Blurry Vision: Do things turn blurry for you at times? Well it is not your glasses which are at fault but your high blood sugar count swelling up the lens within your eye and changing your ability to see. In order to correct your vision, you need to try bringing your sugar level back to the optimal range, which is 70 to 130 milligrams per deciliter. Do call on a doctor if the situation persists or deteriorates further.
Cataracts: Your eye lens is just like a camera that enables you to see through it by focusing on a particular object. If you have cataract, your otherwise clear lens gets shrouded a layer making it opaque and cloudy. You tend to face difficulties in the form of glares, blurred or clouded vision, and blind spots among other problems. Diabetics are prone to acquiring cataract much earlier than others, with the condition worsening subsequently. They are removed via surgery where your doctor substitutes your hazy lens with a new artificial one.
Glaucoma: You eye transmits images to your brain through the optic nerve. Pressure may build up within the optic nerve resulting in damage and ultimately causing total or partial blindness. This is a fairly common disorder with diabetics and a large number of cases pertaining to blindness due to diabetes are caused by this. Usually, glaucoma can be treated with laser, surgery, eye drops or medicines. It is important to visit a doctor as it can help stop the progression of the disorder much earlier.
Diabetic Retinopathy: The retina is a cluster of cells behind your eyes that absorbs light and converts them into images that are sent to the brain via your optic nerve. High blood sugar count can actually wreak havoc on the tiny blood vessels within your retina giving rise to diabetic retinopathy. Symptoms may include blurry vision, seeing spots, blind spots and difficulty in low light or night time. Retinopathy can cause you to progressively go blind and thus it is imperative that you go for periodic check-ups and keep your diabetes under control.
Control and Prevention
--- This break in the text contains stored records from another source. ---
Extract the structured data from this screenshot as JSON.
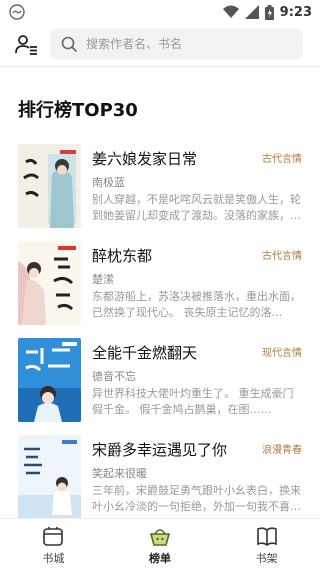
{
  "status_bar": {
    "time": "9:23",
    "signal_icon": "wifi-icon",
    "battery_icon": "battery-icon"
  },
  "header": {
    "user_icon": "user-list-icon",
    "search": {
      "placeholder": "搜索作者名、书名",
      "value": ""
    }
  },
  "section": {
    "title": "排行榜TOP30"
  },
  "books": [
    {
      "title": "姜六娘发家日常",
      "tag": "古代言情",
      "author": "南极蓝",
      "desc": "别人穿越，不是叱咤风云就是笑傲人生，轮到她姜留儿却变成了渡劫。没落的家族，不……"
    },
    {
      "title": "醉枕东都",
      "tag": "古代言情",
      "author": "楚潆",
      "desc": "东都游船上，苏洛决被推落水，重出水面，已然换了现代心。 丧失原主记忆的洛决，……"
    },
    {
      "title": "全能千金燃翻天",
      "tag": "现代言情",
      "author": "德音不忘",
      "desc": "异世界科技大佬叶灼重生了。 重生成豪门假千金。 假千金鸠占鹊巢，在图……"
    },
    {
      "title": "宋爵多幸运遇见了你",
      "tag": "浪漫青春",
      "author": "笑起来很暖",
      "desc": "三年前，宋爵鼓足勇气跟叶小幺表白，换来叶小幺冷淡的一句拒绝，外加一句我不喜欢……"
    }
  ],
  "colors": {
    "tag": "#b07a3c",
    "active_tab": "#6b8f2a"
  },
  "tabs": [
    {
      "label": "书城",
      "icon": "bookstore-icon"
    },
    {
      "label": "榜单",
      "icon": "ranking-basket-icon"
    },
    {
      "label": "书架",
      "icon": "bookshelf-icon"
    }
  ]
}
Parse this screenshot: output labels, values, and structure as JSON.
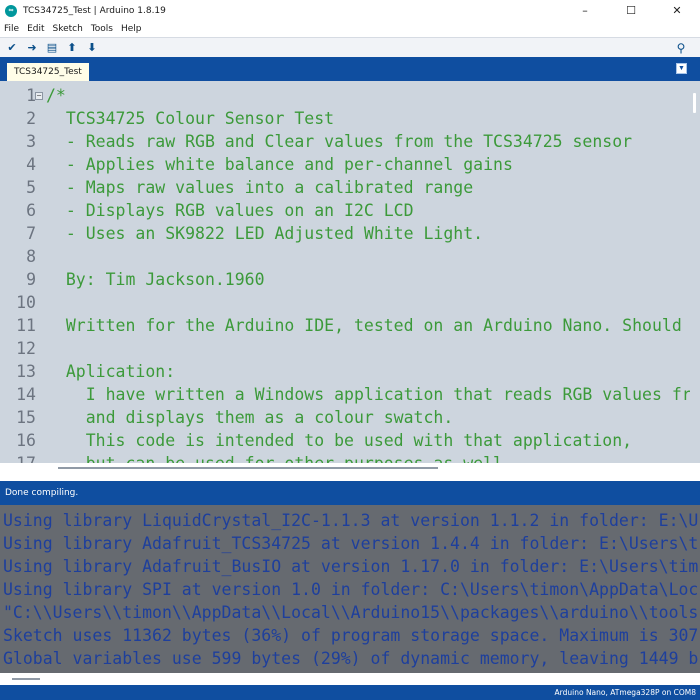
{
  "window": {
    "title": "TCS34725_Test | Arduino 1.8.19",
    "logo_text": "∞",
    "controls": {
      "minimize": "–",
      "maximize": "☐",
      "close": "✕"
    }
  },
  "menu": [
    "File",
    "Edit",
    "Sketch",
    "Tools",
    "Help"
  ],
  "toolbar": {
    "icons": [
      "verify-icon",
      "upload-icon",
      "new-icon",
      "open-icon",
      "save-icon",
      "serial-monitor-icon"
    ],
    "glyphs": {
      "verify": "✔",
      "upload": "➜",
      "new": "▤",
      "open": "⬆",
      "save": "⬇",
      "serial": "⚲"
    }
  },
  "tabs": {
    "active": "TCS34725_Test",
    "menu_glyph": "▼"
  },
  "editor": {
    "fold_glyph": "−",
    "lines": [
      "/*",
      "  TCS34725 Colour Sensor Test",
      "  - Reads raw RGB and Clear values from the TCS34725 sensor",
      "  - Applies white balance and per-channel gains",
      "  - Maps raw values into a calibrated range",
      "  - Displays RGB values on an I2C LCD",
      "  - Uses an SK9822 LED Adjusted White Light.",
      "",
      "  By: Tim Jackson.1960",
      "",
      "  Written for the Arduino IDE, tested on an Arduino Nano. Should b",
      "",
      "  Aplication:",
      "    I have written a Windows application that reads RGB values fro",
      "    and displays them as a colour swatch.",
      "    This code is intended to be used with that application,",
      "    but can be used for other purposes as well."
    ],
    "line_numbers": [
      "1",
      "2",
      "3",
      "4",
      "5",
      "6",
      "7",
      "8",
      "9",
      "10",
      "11",
      "12",
      "13",
      "14",
      "15",
      "16",
      "17"
    ]
  },
  "status": {
    "message": "Done compiling."
  },
  "console": {
    "lines": [
      "Using library LiquidCrystal_I2C-1.1.3 at version 1.1.2 in folder: E:\\U",
      "Using library Adafruit_TCS34725 at version 1.4.4 in folder: E:\\Users\\t",
      "Using library Adafruit_BusIO at version 1.17.0 in folder: E:\\Users\\tim",
      "Using library SPI at version 1.0 in folder: C:\\Users\\timon\\AppData\\Loc",
      "\"C:\\\\Users\\\\timon\\\\AppData\\\\Local\\\\Arduino15\\\\packages\\\\arduino\\\\tools",
      "Sketch uses 11362 bytes (36%) of program storage space. Maximum is 307",
      "Global variables use 599 bytes (29%) of dynamic memory, leaving 1449 b"
    ]
  },
  "board": {
    "info": "Arduino Nano, ATmega328P on COM8"
  },
  "colors": {
    "accent_blue": "#0f4ea0",
    "editor_bg": "#cdd5de",
    "code_green": "#3c9a3a",
    "console_bg": "#666a70",
    "console_text": "#1e3f9c",
    "tab_bg": "#fffde8"
  }
}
If you have diabetes, you are not doomed to develop diabetic eye disease. Although you are at risk, you have the ability to control your diabetes so your vision is not compromised. Controlling diabetes requires you to monitor your blood sugar levels regularly. Follow some steps to help you control and preserve your vision:
Taking your Medicines regularly as prescribed by your doctor. Skipping of medication may leads to irregular control and is more hazardous.
Eating Right food is essential when trying to prevent or control diabetes. Eat a diet that is high in nutrients, low in fat and moderate in calories. A high-fiber diet with low glycaemic index foods (slow-release carbohydrates) will keep blood sugar steady and make you feel full. Although you do not need to eliminate sugar completely, you must limit sugar to a small serving. The good news is that as you cut sweets, your cravings will change and you will naturally desire more healthy foods.
Keep your A1C level under 7%: A1C is a test you have during a visit to your endocrinologist to determine how well-controlled your diabetes has been during the previous 2-3 months. Keeping your blood glucose in this target range means less damage to the delicate blood vessels around your eyes.
Control blood pressure and Cholesterol Levels: People with diabetes have a greater chance of having high blood pressure and Cholesterol, which can cause eye blood vessel damage.
Regular Physical Exercise can help you control your blood sugar, increase fitness and reduce your risk for heart disease and nerve damage. You must track your blood sugar before, during and after exercise to prevent hypoglycaemia.
Annual comprehensive eye exams: If you are pre-diabetic or diabetic, it is even more important to have Complete Dilated eye exam to initially get baseline recordings of the eye conditions and then regular yearly follow-up visits to monitor changes in your vision. If you notice blurred vision and you have had diabetes for a length of time, it might be a signal you need to keep tighter control of your glucose levels.